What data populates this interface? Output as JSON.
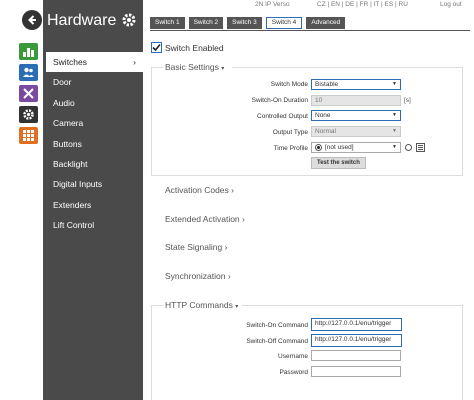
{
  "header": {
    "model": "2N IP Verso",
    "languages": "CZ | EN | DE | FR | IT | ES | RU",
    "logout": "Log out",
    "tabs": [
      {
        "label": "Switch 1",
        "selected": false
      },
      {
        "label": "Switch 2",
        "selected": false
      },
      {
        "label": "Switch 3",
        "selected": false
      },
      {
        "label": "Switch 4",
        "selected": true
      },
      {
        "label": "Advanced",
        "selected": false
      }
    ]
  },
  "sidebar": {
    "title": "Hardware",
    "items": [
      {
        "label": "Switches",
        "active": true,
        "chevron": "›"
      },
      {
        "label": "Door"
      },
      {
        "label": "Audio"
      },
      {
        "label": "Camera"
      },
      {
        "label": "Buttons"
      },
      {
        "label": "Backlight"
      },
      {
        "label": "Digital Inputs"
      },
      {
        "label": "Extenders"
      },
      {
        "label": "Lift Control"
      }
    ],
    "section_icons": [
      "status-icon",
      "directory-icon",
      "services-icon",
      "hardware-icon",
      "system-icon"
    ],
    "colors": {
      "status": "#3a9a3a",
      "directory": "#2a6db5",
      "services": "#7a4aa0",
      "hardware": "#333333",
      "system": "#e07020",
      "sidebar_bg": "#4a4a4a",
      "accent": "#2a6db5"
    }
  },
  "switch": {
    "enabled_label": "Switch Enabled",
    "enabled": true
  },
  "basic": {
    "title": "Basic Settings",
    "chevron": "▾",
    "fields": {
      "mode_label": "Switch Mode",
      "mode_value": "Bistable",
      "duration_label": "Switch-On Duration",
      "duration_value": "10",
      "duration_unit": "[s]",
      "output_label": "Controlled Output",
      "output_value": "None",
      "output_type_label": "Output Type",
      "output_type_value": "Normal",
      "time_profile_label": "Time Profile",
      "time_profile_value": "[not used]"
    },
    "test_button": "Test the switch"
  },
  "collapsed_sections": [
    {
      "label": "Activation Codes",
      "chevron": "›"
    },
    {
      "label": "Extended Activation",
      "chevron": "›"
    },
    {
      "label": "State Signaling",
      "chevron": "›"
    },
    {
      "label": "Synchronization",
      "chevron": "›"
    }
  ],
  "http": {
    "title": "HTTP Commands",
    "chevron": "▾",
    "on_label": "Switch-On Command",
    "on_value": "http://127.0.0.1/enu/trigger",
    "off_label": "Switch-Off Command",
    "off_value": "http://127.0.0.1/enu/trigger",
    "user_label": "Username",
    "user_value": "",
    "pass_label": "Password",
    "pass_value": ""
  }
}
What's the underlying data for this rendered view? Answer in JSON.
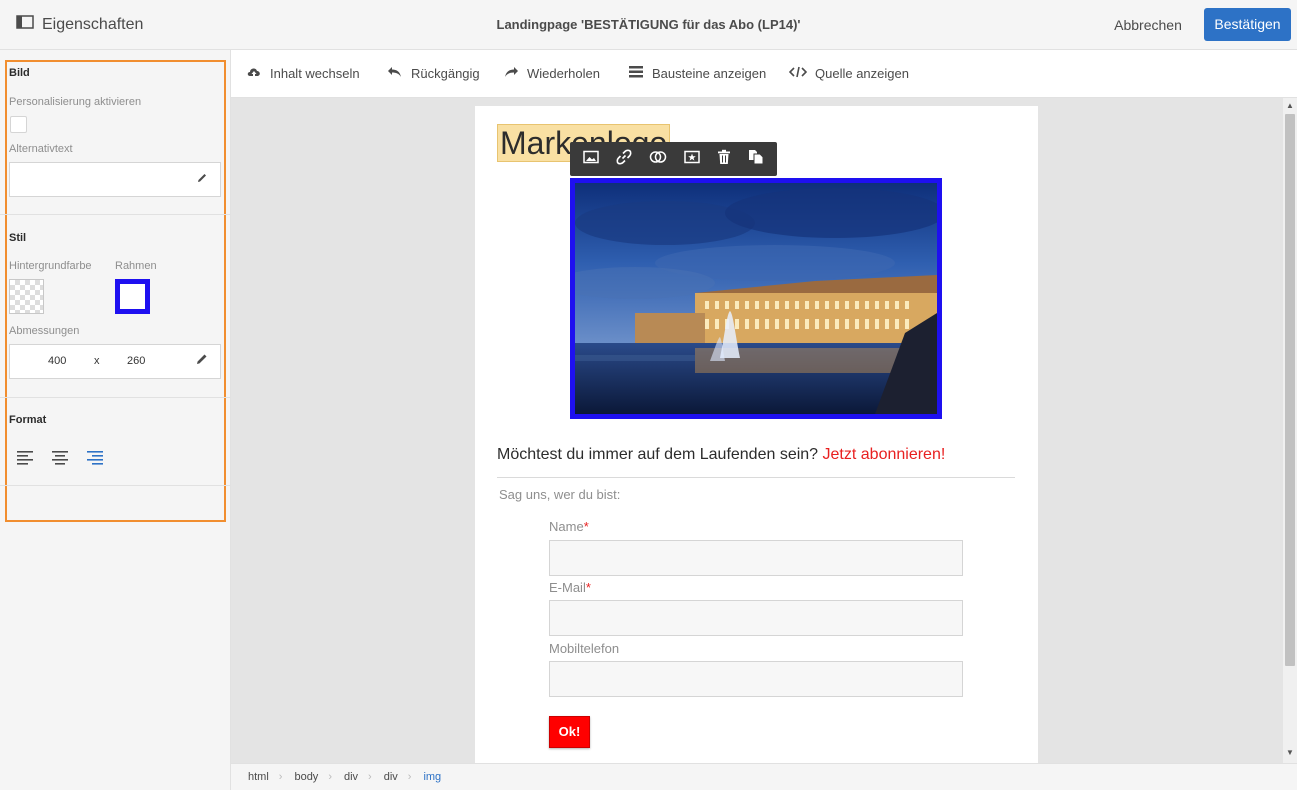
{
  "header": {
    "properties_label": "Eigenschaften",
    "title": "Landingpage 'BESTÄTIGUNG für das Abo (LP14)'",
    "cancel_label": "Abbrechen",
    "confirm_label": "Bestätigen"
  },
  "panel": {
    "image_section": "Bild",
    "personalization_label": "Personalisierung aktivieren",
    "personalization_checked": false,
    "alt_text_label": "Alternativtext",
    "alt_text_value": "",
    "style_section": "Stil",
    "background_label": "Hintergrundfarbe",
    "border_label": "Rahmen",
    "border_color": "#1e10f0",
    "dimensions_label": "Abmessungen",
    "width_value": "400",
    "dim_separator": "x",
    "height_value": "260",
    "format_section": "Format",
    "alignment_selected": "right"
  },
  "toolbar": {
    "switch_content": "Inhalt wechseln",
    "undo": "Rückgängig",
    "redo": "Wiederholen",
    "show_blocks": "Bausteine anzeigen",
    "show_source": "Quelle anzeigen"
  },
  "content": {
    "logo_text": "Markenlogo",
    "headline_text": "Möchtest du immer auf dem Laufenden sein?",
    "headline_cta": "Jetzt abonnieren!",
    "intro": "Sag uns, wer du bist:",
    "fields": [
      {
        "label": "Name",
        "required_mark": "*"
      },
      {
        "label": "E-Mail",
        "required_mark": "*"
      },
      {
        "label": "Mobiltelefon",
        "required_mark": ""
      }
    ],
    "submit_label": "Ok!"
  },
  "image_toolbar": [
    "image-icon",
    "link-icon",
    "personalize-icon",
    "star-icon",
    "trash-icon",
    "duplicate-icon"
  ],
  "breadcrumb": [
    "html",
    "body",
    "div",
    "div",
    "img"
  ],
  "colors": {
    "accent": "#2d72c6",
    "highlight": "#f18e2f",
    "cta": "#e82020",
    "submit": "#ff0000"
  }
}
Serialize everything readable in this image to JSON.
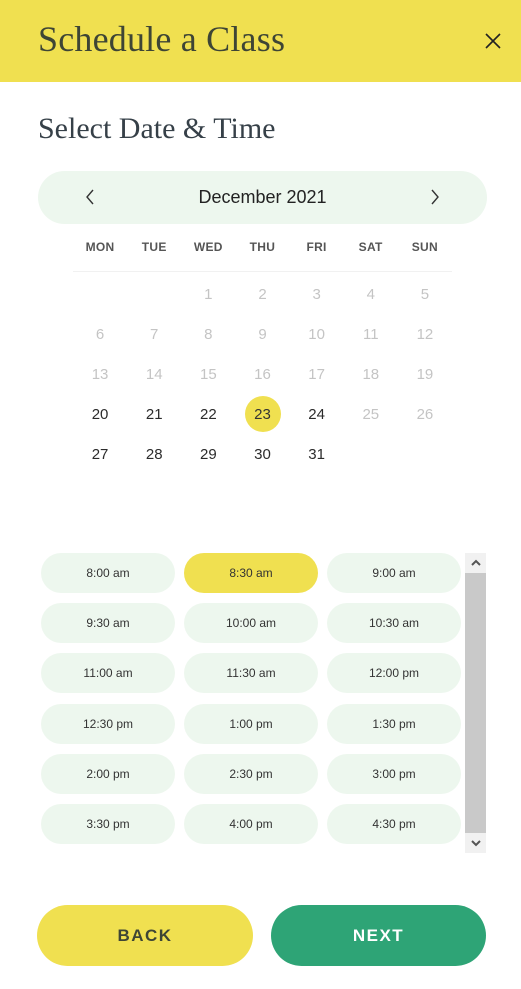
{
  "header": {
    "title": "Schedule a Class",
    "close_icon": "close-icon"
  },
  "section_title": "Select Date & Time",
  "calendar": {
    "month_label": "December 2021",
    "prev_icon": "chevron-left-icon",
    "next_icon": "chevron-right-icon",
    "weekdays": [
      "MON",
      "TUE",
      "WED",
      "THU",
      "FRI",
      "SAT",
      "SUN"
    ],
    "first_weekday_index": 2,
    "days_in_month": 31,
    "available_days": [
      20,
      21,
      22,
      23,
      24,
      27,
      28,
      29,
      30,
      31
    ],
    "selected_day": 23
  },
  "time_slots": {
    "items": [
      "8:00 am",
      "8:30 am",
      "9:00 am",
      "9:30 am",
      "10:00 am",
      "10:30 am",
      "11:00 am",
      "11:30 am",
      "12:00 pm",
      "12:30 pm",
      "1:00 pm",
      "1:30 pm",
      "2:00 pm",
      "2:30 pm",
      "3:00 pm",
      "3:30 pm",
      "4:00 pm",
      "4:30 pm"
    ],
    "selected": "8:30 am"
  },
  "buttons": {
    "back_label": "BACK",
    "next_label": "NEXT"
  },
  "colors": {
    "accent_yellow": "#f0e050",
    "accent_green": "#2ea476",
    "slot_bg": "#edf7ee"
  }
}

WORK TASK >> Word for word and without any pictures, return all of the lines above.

EXERCISE RESPONSE >>
What data populates this interface? Output as JSON.
{
  "header": {
    "model": "2N IP Verso",
    "languages": "CZ | EN | DE | FR | IT | ES | RU",
    "logout": "Log out",
    "tabs": [
      {
        "label": "Switch 1",
        "selected": false
      },
      {
        "label": "Switch 2",
        "selected": false
      },
      {
        "label": "Switch 3",
        "selected": false
      },
      {
        "label": "Switch 4",
        "selected": true
      },
      {
        "label": "Advanced",
        "selected": false
      }
    ]
  },
  "sidebar": {
    "title": "Hardware",
    "items": [
      {
        "label": "Switches",
        "active": true,
        "chevron": "›"
      },
      {
        "label": "Door"
      },
      {
        "label": "Audio"
      },
      {
        "label": "Camera"
      },
      {
        "label": "Buttons"
      },
      {
        "label": "Backlight"
      },
      {
        "label": "Digital Inputs"
      },
      {
        "label": "Extenders"
      },
      {
        "label": "Lift Control"
      }
    ],
    "section_icons": [
      "status-icon",
      "directory-icon",
      "services-icon",
      "hardware-icon",
      "system-icon"
    ],
    "colors": {
      "status": "#3a9a3a",
      "directory": "#2a6db5",
      "services": "#7a4aa0",
      "hardware": "#333333",
      "system": "#e07020",
      "sidebar_bg": "#4a4a4a",
      "accent": "#2a6db5"
    }
  },
  "switch": {
    "enabled_label": "Switch Enabled",
    "enabled": true
  },
  "basic": {
    "title": "Basic Settings",
    "chevron": "▾",
    "fields": {
      "mode_label": "Switch Mode",
      "mode_value": "Bistable",
      "duration_label": "Switch-On Duration",
      "duration_value": "10",
      "duration_unit": "[s]",
      "output_label": "Controlled Output",
      "output_value": "None",
      "output_type_label": "Output Type",
      "output_type_value": "Normal",
      "time_profile_label": "Time Profile",
      "time_profile_value": "[not used]"
    },
    "test_button": "Test the switch"
  },
  "collapsed_sections": [
    {
      "label": "Activation Codes",
      "chevron": "›"
    },
    {
      "label": "Extended Activation",
      "chevron": "›"
    },
    {
      "label": "State Signaling",
      "chevron": "›"
    },
    {
      "label": "Synchronization",
      "chevron": "›"
    }
  ],
  "http": {
    "title": "HTTP Commands",
    "chevron": "▾",
    "on_label": "Switch-On Command",
    "on_value": "http://127.0.0.1/enu/trigger",
    "off_label": "Switch-Off Command",
    "off_value": "http://127.0.0.1/enu/trigger",
    "user_label": "Username",
    "user_value": "",
    "pass_label": "Password",
    "pass_value": ""
  }
}
What's the underlying data for this rendered view? Answer in JSON.
{
  "header": {
    "properties_label": "Eigenschaften",
    "title": "Landingpage 'BESTÄTIGUNG für das Abo (LP14)'",
    "cancel_label": "Abbrechen",
    "confirm_label": "Bestätigen"
  },
  "panel": {
    "image_section": "Bild",
    "personalization_label": "Personalisierung aktivieren",
    "personalization_checked": false,
    "alt_text_label": "Alternativtext",
    "alt_text_value": "",
    "style_section": "Stil",
    "background_label": "Hintergrundfarbe",
    "border_label": "Rahmen",
    "border_color": "#1e10f0",
    "dimensions_label": "Abmessungen",
    "width_value": "400",
    "dim_separator": "x",
    "height_value": "260",
    "format_section": "Format",
    "alignment_selected": "right"
  },
  "toolbar": {
    "switch_content": "Inhalt wechseln",
    "undo": "Rückgängig",
    "redo": "Wiederholen",
    "show_blocks": "Bausteine anzeigen",
    "show_source": "Quelle anzeigen"
  },
  "content": {
    "logo_text": "Markenlogo",
    "headline_text": "Möchtest du immer auf dem Laufenden sein?",
    "headline_cta": "Jetzt abonnieren!",
    "intro": "Sag uns, wer du bist:",
    "fields": [
      {
        "label": "Name",
        "required_mark": "*"
      },
      {
        "label": "E-Mail",
        "required_mark": "*"
      },
      {
        "label": "Mobiltelefon",
        "required_mark": ""
      }
    ],
    "submit_label": "Ok!"
  },
  "image_toolbar": [
    "image-icon",
    "link-icon",
    "personalize-icon",
    "star-icon",
    "trash-icon",
    "duplicate-icon"
  ],
  "breadcrumb": [
    "html",
    "body",
    "div",
    "div",
    "img"
  ],
  "colors": {
    "accent": "#2d72c6",
    "highlight": "#f18e2f",
    "cta": "#e82020",
    "submit": "#ff0000"
  }
}
Serialize everything readable in this image to JSON.
{
  "header": {
    "title": "Schedule a Class",
    "close_icon": "close-icon"
  },
  "section_title": "Select Date & Time",
  "calendar": {
    "month_label": "December 2021",
    "prev_icon": "chevron-left-icon",
    "next_icon": "chevron-right-icon",
    "weekdays": [
      "MON",
      "TUE",
      "WED",
      "THU",
      "FRI",
      "SAT",
      "SUN"
    ],
    "first_weekday_index": 2,
    "days_in_month": 31,
    "available_days": [
      20,
      21,
      22,
      23,
      24,
      27,
      28,
      29,
      30,
      31
    ],
    "selected_day": 23
  },
  "time_slots": {
    "items": [
      "8:00 am",
      "8:30 am",
      "9:00 am",
      "9:30 am",
      "10:00 am",
      "10:30 am",
      "11:00 am",
      "11:30 am",
      "12:00 pm",
      "12:30 pm",
      "1:00 pm",
      "1:30 pm",
      "2:00 pm",
      "2:30 pm",
      "3:00 pm",
      "3:30 pm",
      "4:00 pm",
      "4:30 pm"
    ],
    "selected": "8:30 am"
  },
  "buttons": {
    "back_label": "BACK",
    "next_label": "NEXT"
  },
  "colors": {
    "accent_yellow": "#f0e050",
    "accent_green": "#2ea476",
    "slot_bg": "#edf7ee"
  }
}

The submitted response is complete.